Please return all of the data exactly as written.

■ **RECORDS**:
[Start of Attachment]
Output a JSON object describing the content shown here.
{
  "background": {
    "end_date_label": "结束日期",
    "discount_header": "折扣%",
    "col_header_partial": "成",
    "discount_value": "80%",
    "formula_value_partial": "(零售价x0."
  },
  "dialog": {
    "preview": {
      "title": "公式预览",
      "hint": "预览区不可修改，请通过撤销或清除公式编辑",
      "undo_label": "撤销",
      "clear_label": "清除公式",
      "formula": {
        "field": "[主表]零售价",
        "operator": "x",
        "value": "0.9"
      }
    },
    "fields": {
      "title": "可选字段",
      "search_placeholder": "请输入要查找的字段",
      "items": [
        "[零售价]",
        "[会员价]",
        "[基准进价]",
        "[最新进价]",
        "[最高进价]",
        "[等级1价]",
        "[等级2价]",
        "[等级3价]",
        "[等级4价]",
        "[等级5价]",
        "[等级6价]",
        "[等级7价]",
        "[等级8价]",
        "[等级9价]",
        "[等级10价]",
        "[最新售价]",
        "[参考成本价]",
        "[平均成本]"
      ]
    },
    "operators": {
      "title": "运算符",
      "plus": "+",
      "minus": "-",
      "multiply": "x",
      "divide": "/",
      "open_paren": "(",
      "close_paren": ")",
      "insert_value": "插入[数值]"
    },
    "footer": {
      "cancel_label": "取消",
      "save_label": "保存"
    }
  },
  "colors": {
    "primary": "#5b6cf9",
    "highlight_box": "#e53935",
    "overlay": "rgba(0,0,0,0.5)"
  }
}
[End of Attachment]
■ **RESPONSE TO THE TASK**:
Output a JSON object describing the content shown here.
{
  "background": {
    "end_date_label": "结束日期",
    "discount_header": "折扣%",
    "col_header_partial": "成",
    "discount_value": "80%",
    "formula_value_partial": "(零售价x0."
  },
  "dialog": {
    "preview": {
      "title": "公式预览",
      "hint": "预览区不可修改，请通过撤销或清除公式编辑",
      "undo_label": "撤销",
      "clear_label": "清除公式",
      "formula": {
        "field": "[主表]零售价",
        "operator": "x",
        "value": "0.9"
      }
    },
    "fields": {
      "title": "可选字段",
      "search_placeholder": "请输入要查找的字段",
      "items": [
        "[零售价]",
        "[会员价]",
        "[基准进价]",
        "[最新进价]",
        "[最高进价]",
        "[等级1价]",
        "[等级2价]",
        "[等级3价]",
        "[等级4价]",
        "[等级5价]",
        "[等级6价]",
        "[等级7价]",
        "[等级8价]",
        "[等级9价]",
        "[等级10价]",
        "[最新售价]",
        "[参考成本价]",
        "[平均成本]"
      ]
    },
    "operators": {
      "title": "运算符",
      "plus": "+",
      "minus": "-",
      "multiply": "x",
      "divide": "/",
      "open_paren": "(",
      "close_paren": ")",
      "insert_value": "插入[数值]"
    },
    "footer": {
      "cancel_label": "取消",
      "save_label": "保存"
    }
  },
  "colors": {
    "primary": "#5b6cf9",
    "highlight_box": "#e53935",
    "overlay": "rgba(0,0,0,0.5)"
  }
}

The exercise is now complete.